Since the AP NFL Coach of the Year award is based on the regular season, now seems like the best time to name him.
While polling my football fan friends about who should win coach of the year honors, many of them said 49ers helmsman Jim Harbaugh.
Here's why Mike McCarthy MUST be awarded the NFL Coach of the Year.
Street sign of things to come
Nobody expected much from Harbaugh's 49ers this season. On the flip side, everyone expected the Green Bay Packers to dominate this season. McCarthy had very little to win despite all his wins.
McCarthy had the difficult and unenviable task of keeping a Super Bowl championship team focused and motivated for an entire season. Not an easy feat when you consider only three of the last 20 Super Bowl winners have repeated as champions the following season. Plus, no defending champion has won a playoff game in their follow-up season since 2005.
Pressure aside, McCarthy led his team to a league-best 15-1 record and the team hardly missed a beat from its legendary playoff run from the prior season.
It's much easier to win when no one's really watching (Harbaugh) than when they are (McCarthy).
Right Hand Man
McCarthy coaches the NFL's best quarterback. Let me repeat that, he coaches the NFL's best quarterback.
Aaron Rodgers is a great talent who has succeeded because he's been under the master tutelage of Mike McCarthy his entire professional career.
McCarthy's offense and play-calling prowess gives Rodgers the prime opportunity to showcase all of his substantial skills.

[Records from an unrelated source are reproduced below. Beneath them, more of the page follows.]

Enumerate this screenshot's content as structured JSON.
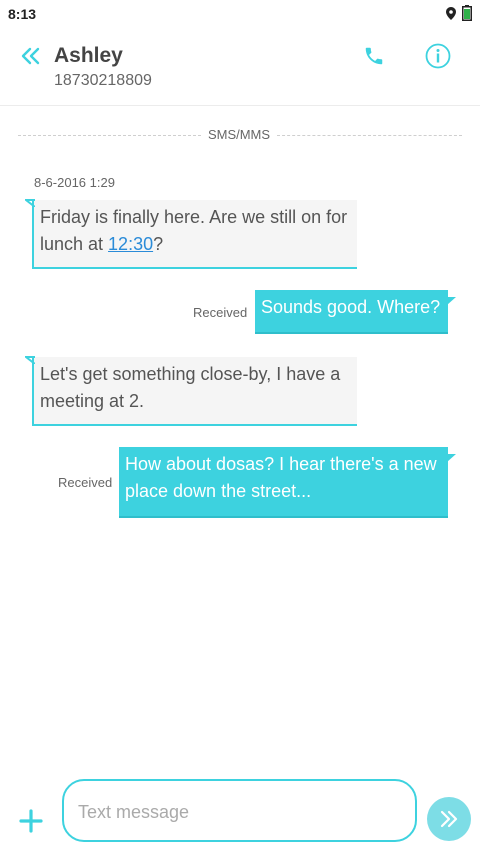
{
  "status_bar": {
    "time": "8:13",
    "icons": [
      "location-icon",
      "battery-icon"
    ]
  },
  "header": {
    "contact_name": "Ashley",
    "contact_number": "18730218809",
    "icons": [
      "back-icon",
      "phone-icon",
      "info-icon"
    ]
  },
  "conversation": {
    "divider_label": "SMS/MMS",
    "timestamp": "8-6-2016 1:29",
    "messages": [
      {
        "direction": "incoming",
        "text_before_link": "Friday is finally here. Are we still on for lunch at ",
        "link_text": "12:30",
        "text_after_link": "?"
      },
      {
        "direction": "outgoing",
        "status": "Received",
        "text": "Sounds good. Where?"
      },
      {
        "direction": "incoming",
        "text": "Let's get something close-by, I have a meeting at 2."
      },
      {
        "direction": "outgoing",
        "status": "Received",
        "text": "How about dosas? I hear there's a new place down the street..."
      }
    ]
  },
  "composer": {
    "placeholder": "Text message",
    "value": "",
    "icons": [
      "add-icon",
      "send-icon"
    ]
  },
  "colors": {
    "accent": "#3dd2df",
    "send_button": "#7ddde6",
    "incoming_bubble": "#f5f5f5",
    "link": "#2a8bd8"
  }
}
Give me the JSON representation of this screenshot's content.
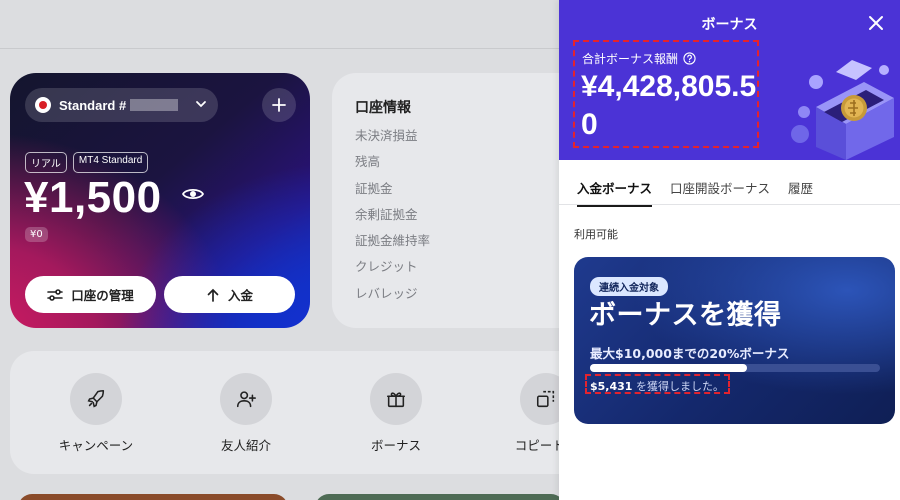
{
  "account_card": {
    "account_label": "Standard #",
    "tags": [
      "リアル",
      "MT4 Standard"
    ],
    "balance": "¥1,500",
    "sub_balance": "¥0",
    "manage_label": "口座の管理",
    "deposit_label": "入金"
  },
  "account_info": {
    "title": "口座情報",
    "items": [
      "未決済損益",
      "残高",
      "証拠金",
      "余剰証拠金",
      "証拠金維持率",
      "クレジット",
      "レバレッジ"
    ]
  },
  "quick_actions": [
    {
      "label": "キャンペーン",
      "icon": "rocket-icon"
    },
    {
      "label": "友人紹介",
      "icon": "add-friend-icon"
    },
    {
      "label": "ボーナス",
      "icon": "gift-icon"
    },
    {
      "label": "コピートレ",
      "icon": "copy-trade-icon"
    }
  ],
  "drawer": {
    "title": "ボーナス",
    "reward_label": "合計ボーナス報酬",
    "reward_amount": "¥4,428,805.50",
    "tabs": [
      {
        "label": "入金ボーナス",
        "active": true
      },
      {
        "label": "口座開設ボーナス",
        "active": false
      },
      {
        "label": "履歴",
        "active": false
      }
    ],
    "section_label": "利用可能",
    "bonus_card": {
      "badge": "連続入金対象",
      "title": "ボーナスを獲得",
      "description": "最大$10,000までの20%ボーナス",
      "progress_fraction": 0.54,
      "earned_amount": "$5,431",
      "earned_suffix": " を獲得しました。"
    }
  },
  "colors": {
    "drawer_header": "#4b33d6",
    "highlight_dashed": "#e3232e",
    "bonus_card": "#14286c"
  }
}
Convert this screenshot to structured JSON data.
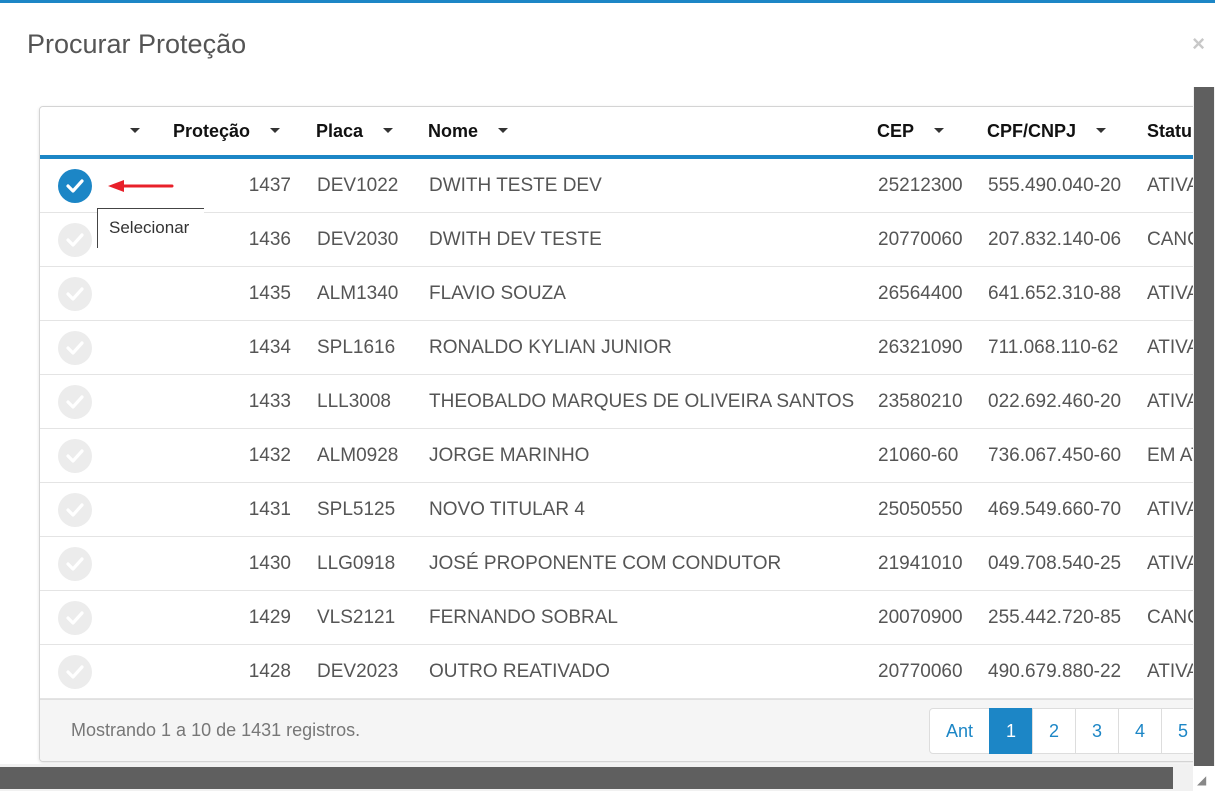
{
  "modal": {
    "title": "Procurar Proteção",
    "close_label": "×"
  },
  "columns": {
    "protecao": "Proteção",
    "placa": "Placa",
    "nome": "Nome",
    "cep": "CEP",
    "cpf": "CPF/CNPJ",
    "status": "Statu"
  },
  "rows": [
    {
      "selected": true,
      "protecao": "1437",
      "placa": "DEV1022",
      "nome": "DWITH TESTE DEV",
      "cep": "25212300",
      "cpf": "555.490.040-20",
      "status": "ATIVA"
    },
    {
      "selected": false,
      "protecao": "1436",
      "placa": "DEV2030",
      "nome": "DWITH DEV TESTE",
      "cep": "20770060",
      "cpf": "207.832.140-06",
      "status": "CANC"
    },
    {
      "selected": false,
      "protecao": "1435",
      "placa": "ALM1340",
      "nome": "FLAVIO SOUZA",
      "cep": "26564400",
      "cpf": "641.652.310-88",
      "status": "ATIVA"
    },
    {
      "selected": false,
      "protecao": "1434",
      "placa": "SPL1616",
      "nome": "RONALDO KYLIAN JUNIOR",
      "cep": "26321090",
      "cpf": "711.068.110-62",
      "status": "ATIVA"
    },
    {
      "selected": false,
      "protecao": "1433",
      "placa": "LLL3008",
      "nome": "THEOBALDO MARQUES DE OLIVEIRA SANTOS",
      "cep": "23580210",
      "cpf": "022.692.460-20",
      "status": "ATIVA"
    },
    {
      "selected": false,
      "protecao": "1432",
      "placa": "ALM0928",
      "nome": "JORGE MARINHO",
      "cep": "21060-60",
      "cpf": "736.067.450-60",
      "status": "EM AT"
    },
    {
      "selected": false,
      "protecao": "1431",
      "placa": "SPL5125",
      "nome": "NOVO TITULAR 4",
      "cep": "25050550",
      "cpf": "469.549.660-70",
      "status": "ATIVA"
    },
    {
      "selected": false,
      "protecao": "1430",
      "placa": "LLG0918",
      "nome": "JOSÉ PROPONENTE COM CONDUTOR",
      "cep": "21941010",
      "cpf": "049.708.540-25",
      "status": "ATIVA"
    },
    {
      "selected": false,
      "protecao": "1429",
      "placa": "VLS2121",
      "nome": "FERNANDO SOBRAL",
      "cep": "20070900",
      "cpf": "255.442.720-85",
      "status": "CANC"
    },
    {
      "selected": false,
      "protecao": "1428",
      "placa": "DEV2023",
      "nome": "OUTRO REATIVADO",
      "cep": "20770060",
      "cpf": "490.679.880-22",
      "status": "ATIVA"
    }
  ],
  "footer": {
    "info": "Mostrando 1 a 10 de 1431 registros."
  },
  "pagination": {
    "prev": "Ant",
    "pages": [
      "1",
      "2",
      "3",
      "4",
      "5"
    ],
    "current": "1"
  },
  "tooltip": {
    "text": "Selecionar"
  },
  "colors": {
    "accent": "#1c86c6",
    "annotation_arrow": "#e8202a"
  }
}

If you need to see any more proof of how good McCarthy's offensive system is than Rodgers' highest NFL quarterback rating ever, look no further than backup quarterback Matt Flynn's record-setting six-touchdown, 480-yard passing performance against playoff-bound Detroit in the final game of the season.
If you're amazed by Aaron Rodgers at quarterback and feel he's one of the best in the game, then you must also be amazed by the man who guided him there.
Considering how the Packers tore through the playoffs last season—entirely on the road—and won the Super Bowl, you can't help but factor that in a little towards this season.
Bill Belichick, the 2010 Coach of the Year, watched his No. 1-ranked Patriots get beat at home by the No. 6 Jets in the divisional playoff round. Compare that fizzle to the Packers' rocket through the playoffs.
Green Bay had to overcome overabundant injuries during the 2010 regular season, losing six starters and 10 other key players to even qualify for the playoffs.
McCarthy and his staff brought in street free agents who ended up starting in the Super Bowl—Erik Walden, Frank Zombo and Sam Shields.
Despite these huge obstacles, McCarthy never complained and never wavered in his focus. He gave not lip service, but real service to the rallying cry "next man up."
Give McCarthy his due credit dating back to where we left off at the end of last regular season, where he has since gone 19-1.
Mike McCarthy isn't flashy, articulate or charming. Jim Harbaugh is.
McCarthy is a tough, humble and hard-working leader who doesn't give the media any fodder. Harbaugh does. End-of-game handshake, anyone?
McCarthy is a Super Bowl champion. Harbaugh is not.